ASSIGNMENT —
Could you write out all of the data again, word for word?

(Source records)
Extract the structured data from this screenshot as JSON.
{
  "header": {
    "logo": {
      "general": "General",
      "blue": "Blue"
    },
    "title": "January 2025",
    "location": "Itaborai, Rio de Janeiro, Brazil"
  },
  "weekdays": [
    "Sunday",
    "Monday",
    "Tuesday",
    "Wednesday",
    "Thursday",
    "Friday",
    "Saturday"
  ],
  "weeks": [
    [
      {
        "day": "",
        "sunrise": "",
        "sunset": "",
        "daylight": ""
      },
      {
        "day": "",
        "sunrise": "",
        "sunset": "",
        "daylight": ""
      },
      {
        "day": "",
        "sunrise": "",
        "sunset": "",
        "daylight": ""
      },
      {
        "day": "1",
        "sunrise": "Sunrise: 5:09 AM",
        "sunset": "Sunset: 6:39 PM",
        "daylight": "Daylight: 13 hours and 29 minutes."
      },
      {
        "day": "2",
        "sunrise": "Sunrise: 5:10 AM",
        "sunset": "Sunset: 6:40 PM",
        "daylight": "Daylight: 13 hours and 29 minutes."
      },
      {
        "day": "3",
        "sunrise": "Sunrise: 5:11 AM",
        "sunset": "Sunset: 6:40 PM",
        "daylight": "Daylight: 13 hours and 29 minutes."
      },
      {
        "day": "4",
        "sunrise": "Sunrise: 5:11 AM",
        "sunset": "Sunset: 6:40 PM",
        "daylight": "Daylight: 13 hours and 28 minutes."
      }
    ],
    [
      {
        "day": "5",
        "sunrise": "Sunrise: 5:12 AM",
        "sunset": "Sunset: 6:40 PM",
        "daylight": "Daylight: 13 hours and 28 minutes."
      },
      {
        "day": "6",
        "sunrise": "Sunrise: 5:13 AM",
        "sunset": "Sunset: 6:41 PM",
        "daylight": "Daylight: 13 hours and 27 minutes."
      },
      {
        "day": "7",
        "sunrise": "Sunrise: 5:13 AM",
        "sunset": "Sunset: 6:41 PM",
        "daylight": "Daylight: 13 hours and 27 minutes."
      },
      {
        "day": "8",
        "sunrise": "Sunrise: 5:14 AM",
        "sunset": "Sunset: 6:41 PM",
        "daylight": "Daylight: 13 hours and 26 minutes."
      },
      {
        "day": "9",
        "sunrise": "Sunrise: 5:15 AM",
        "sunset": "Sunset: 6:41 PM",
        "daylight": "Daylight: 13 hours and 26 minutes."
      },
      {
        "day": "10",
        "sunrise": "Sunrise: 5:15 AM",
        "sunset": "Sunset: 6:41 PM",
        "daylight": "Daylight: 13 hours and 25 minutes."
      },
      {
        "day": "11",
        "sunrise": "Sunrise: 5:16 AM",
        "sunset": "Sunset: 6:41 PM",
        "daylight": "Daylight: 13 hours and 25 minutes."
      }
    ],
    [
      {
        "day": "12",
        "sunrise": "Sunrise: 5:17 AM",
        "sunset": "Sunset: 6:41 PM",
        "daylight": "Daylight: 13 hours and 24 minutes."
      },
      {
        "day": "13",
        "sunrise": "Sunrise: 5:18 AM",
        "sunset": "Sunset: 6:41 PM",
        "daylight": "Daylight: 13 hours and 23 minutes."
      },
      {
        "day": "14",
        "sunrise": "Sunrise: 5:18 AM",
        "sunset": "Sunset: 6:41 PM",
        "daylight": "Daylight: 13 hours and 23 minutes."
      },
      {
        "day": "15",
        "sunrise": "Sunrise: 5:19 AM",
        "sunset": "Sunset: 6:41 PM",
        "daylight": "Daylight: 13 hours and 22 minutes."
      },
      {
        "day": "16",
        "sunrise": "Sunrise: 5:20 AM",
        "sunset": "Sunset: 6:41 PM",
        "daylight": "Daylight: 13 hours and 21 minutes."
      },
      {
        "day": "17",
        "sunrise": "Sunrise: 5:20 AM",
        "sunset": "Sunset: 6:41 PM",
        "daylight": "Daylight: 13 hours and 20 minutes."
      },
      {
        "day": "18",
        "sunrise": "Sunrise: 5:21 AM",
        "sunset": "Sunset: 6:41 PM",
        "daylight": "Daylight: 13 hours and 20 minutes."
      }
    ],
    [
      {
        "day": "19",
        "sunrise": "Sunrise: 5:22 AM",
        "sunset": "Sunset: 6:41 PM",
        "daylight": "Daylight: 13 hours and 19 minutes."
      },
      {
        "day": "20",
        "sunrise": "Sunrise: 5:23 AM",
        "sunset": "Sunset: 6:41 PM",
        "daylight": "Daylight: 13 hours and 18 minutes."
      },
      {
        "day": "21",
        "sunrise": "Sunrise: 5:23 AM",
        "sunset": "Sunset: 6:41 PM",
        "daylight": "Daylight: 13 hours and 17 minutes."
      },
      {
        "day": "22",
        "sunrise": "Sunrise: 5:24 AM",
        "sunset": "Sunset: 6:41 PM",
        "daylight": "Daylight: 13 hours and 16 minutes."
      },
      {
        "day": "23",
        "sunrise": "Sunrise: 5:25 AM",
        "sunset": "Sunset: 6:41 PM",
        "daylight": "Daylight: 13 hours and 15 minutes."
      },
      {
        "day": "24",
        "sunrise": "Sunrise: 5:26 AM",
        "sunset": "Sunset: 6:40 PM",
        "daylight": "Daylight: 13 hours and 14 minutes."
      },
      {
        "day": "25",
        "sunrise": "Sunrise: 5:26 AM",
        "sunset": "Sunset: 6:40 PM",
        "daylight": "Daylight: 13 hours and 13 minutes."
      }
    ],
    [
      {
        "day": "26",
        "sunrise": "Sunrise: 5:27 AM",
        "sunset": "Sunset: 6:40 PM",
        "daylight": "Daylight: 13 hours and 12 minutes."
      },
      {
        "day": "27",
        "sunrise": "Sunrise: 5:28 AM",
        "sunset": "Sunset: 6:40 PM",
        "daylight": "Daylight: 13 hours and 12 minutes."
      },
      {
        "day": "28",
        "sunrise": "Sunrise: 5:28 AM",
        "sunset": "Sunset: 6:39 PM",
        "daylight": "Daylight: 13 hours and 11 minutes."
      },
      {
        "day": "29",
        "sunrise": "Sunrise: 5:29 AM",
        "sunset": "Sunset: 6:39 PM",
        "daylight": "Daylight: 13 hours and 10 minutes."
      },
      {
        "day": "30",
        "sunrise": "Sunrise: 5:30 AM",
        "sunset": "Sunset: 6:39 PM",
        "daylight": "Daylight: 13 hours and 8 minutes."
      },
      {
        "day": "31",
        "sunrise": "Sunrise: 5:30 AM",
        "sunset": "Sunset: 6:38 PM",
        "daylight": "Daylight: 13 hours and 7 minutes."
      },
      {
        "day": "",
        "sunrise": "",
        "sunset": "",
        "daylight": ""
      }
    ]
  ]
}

RESULT OF THE EXERCISE —
Extract the structured data from this screenshot as JSON.
{
  "header": {
    "logo": {
      "general": "General",
      "blue": "Blue"
    },
    "title": "January 2025",
    "location": "Itaborai, Rio de Janeiro, Brazil"
  },
  "weekdays": [
    "Sunday",
    "Monday",
    "Tuesday",
    "Wednesday",
    "Thursday",
    "Friday",
    "Saturday"
  ],
  "weeks": [
    [
      {
        "day": "",
        "sunrise": "",
        "sunset": "",
        "daylight": ""
      },
      {
        "day": "",
        "sunrise": "",
        "sunset": "",
        "daylight": ""
      },
      {
        "day": "",
        "sunrise": "",
        "sunset": "",
        "daylight": ""
      },
      {
        "day": "1",
        "sunrise": "Sunrise: 5:09 AM",
        "sunset": "Sunset: 6:39 PM",
        "daylight": "Daylight: 13 hours and 29 minutes."
      },
      {
        "day": "2",
        "sunrise": "Sunrise: 5:10 AM",
        "sunset": "Sunset: 6:40 PM",
        "daylight": "Daylight: 13 hours and 29 minutes."
      },
      {
        "day": "3",
        "sunrise": "Sunrise: 5:11 AM",
        "sunset": "Sunset: 6:40 PM",
        "daylight": "Daylight: 13 hours and 29 minutes."
      },
      {
        "day": "4",
        "sunrise": "Sunrise: 5:11 AM",
        "sunset": "Sunset: 6:40 PM",
        "daylight": "Daylight: 13 hours and 28 minutes."
      }
    ],
    [
      {
        "day": "5",
        "sunrise": "Sunrise: 5:12 AM",
        "sunset": "Sunset: 6:40 PM",
        "daylight": "Daylight: 13 hours and 28 minutes."
      },
      {
        "day": "6",
        "sunrise": "Sunrise: 5:13 AM",
        "sunset": "Sunset: 6:41 PM",
        "daylight": "Daylight: 13 hours and 27 minutes."
      },
      {
        "day": "7",
        "sunrise": "Sunrise: 5:13 AM",
        "sunset": "Sunset: 6:41 PM",
        "daylight": "Daylight: 13 hours and 27 minutes."
      },
      {
        "day": "8",
        "sunrise": "Sunrise: 5:14 AM",
        "sunset": "Sunset: 6:41 PM",
        "daylight": "Daylight: 13 hours and 26 minutes."
      },
      {
        "day": "9",
        "sunrise": "Sunrise: 5:15 AM",
        "sunset": "Sunset: 6:41 PM",
        "daylight": "Daylight: 13 hours and 26 minutes."
      },
      {
        "day": "10",
        "sunrise": "Sunrise: 5:15 AM",
        "sunset": "Sunset: 6:41 PM",
        "daylight": "Daylight: 13 hours and 25 minutes."
      },
      {
        "day": "11",
        "sunrise": "Sunrise: 5:16 AM",
        "sunset": "Sunset: 6:41 PM",
        "daylight": "Daylight: 13 hours and 25 minutes."
      }
    ],
    [
      {
        "day": "12",
        "sunrise": "Sunrise: 5:17 AM",
        "sunset": "Sunset: 6:41 PM",
        "daylight": "Daylight: 13 hours and 24 minutes."
      },
      {
        "day": "13",
        "sunrise": "Sunrise: 5:18 AM",
        "sunset": "Sunset: 6:41 PM",
        "daylight": "Daylight: 13 hours and 23 minutes."
      },
      {
        "day": "14",
        "sunrise": "Sunrise: 5:18 AM",
        "sunset": "Sunset: 6:41 PM",
        "daylight": "Daylight: 13 hours and 23 minutes."
      },
      {
        "day": "15",
        "sunrise": "Sunrise: 5:19 AM",
        "sunset": "Sunset: 6:41 PM",
        "daylight": "Daylight: 13 hours and 22 minutes."
      },
      {
        "day": "16",
        "sunrise": "Sunrise: 5:20 AM",
        "sunset": "Sunset: 6:41 PM",
        "daylight": "Daylight: 13 hours and 21 minutes."
      },
      {
        "day": "17",
        "sunrise": "Sunrise: 5:20 AM",
        "sunset": "Sunset: 6:41 PM",
        "daylight": "Daylight: 13 hours and 20 minutes."
      },
      {
        "day": "18",
        "sunrise": "Sunrise: 5:21 AM",
        "sunset": "Sunset: 6:41 PM",
        "daylight": "Daylight: 13 hours and 20 minutes."
      }
    ],
    [
      {
        "day": "19",
        "sunrise": "Sunrise: 5:22 AM",
        "sunset": "Sunset: 6:41 PM",
        "daylight": "Daylight: 13 hours and 19 minutes."
      },
      {
        "day": "20",
        "sunrise": "Sunrise: 5:23 AM",
        "sunset": "Sunset: 6:41 PM",
        "daylight": "Daylight: 13 hours and 18 minutes."
      },
      {
        "day": "21",
        "sunrise": "Sunrise: 5:23 AM",
        "sunset": "Sunset: 6:41 PM",
        "daylight": "Daylight: 13 hours and 17 minutes."
      },
      {
        "day": "22",
        "sunrise": "Sunrise: 5:24 AM",
        "sunset": "Sunset: 6:41 PM",
        "daylight": "Daylight: 13 hours and 16 minutes."
      },
      {
        "day": "23",
        "sunrise": "Sunrise: 5:25 AM",
        "sunset": "Sunset: 6:41 PM",
        "daylight": "Daylight: 13 hours and 15 minutes."
      },
      {
        "day": "24",
        "sunrise": "Sunrise: 5:26 AM",
        "sunset": "Sunset: 6:40 PM",
        "daylight": "Daylight: 13 hours and 14 minutes."
      },
      {
        "day": "25",
        "sunrise": "Sunrise: 5:26 AM",
        "sunset": "Sunset: 6:40 PM",
        "daylight": "Daylight: 13 hours and 13 minutes."
      }
    ],
    [
      {
        "day": "26",
        "sunrise": "Sunrise: 5:27 AM",
        "sunset": "Sunset: 6:40 PM",
        "daylight": "Daylight: 13 hours and 12 minutes."
      },
      {
        "day": "27",
        "sunrise": "Sunrise: 5:28 AM",
        "sunset": "Sunset: 6:40 PM",
        "daylight": "Daylight: 13 hours and 12 minutes."
      },
      {
        "day": "28",
        "sunrise": "Sunrise: 5:28 AM",
        "sunset": "Sunset: 6:39 PM",
        "daylight": "Daylight: 13 hours and 11 minutes."
      },
      {
        "day": "29",
        "sunrise": "Sunrise: 5:29 AM",
        "sunset": "Sunset: 6:39 PM",
        "daylight": "Daylight: 13 hours and 10 minutes."
      },
      {
        "day": "30",
        "sunrise": "Sunrise: 5:30 AM",
        "sunset": "Sunset: 6:39 PM",
        "daylight": "Daylight: 13 hours and 8 minutes."
      },
      {
        "day": "31",
        "sunrise": "Sunrise: 5:30 AM",
        "sunset": "Sunset: 6:38 PM",
        "daylight": "Daylight: 13 hours and 7 minutes."
      },
      {
        "day": "",
        "sunrise": "",
        "sunset": "",
        "daylight": ""
      }
    ]
  ]
}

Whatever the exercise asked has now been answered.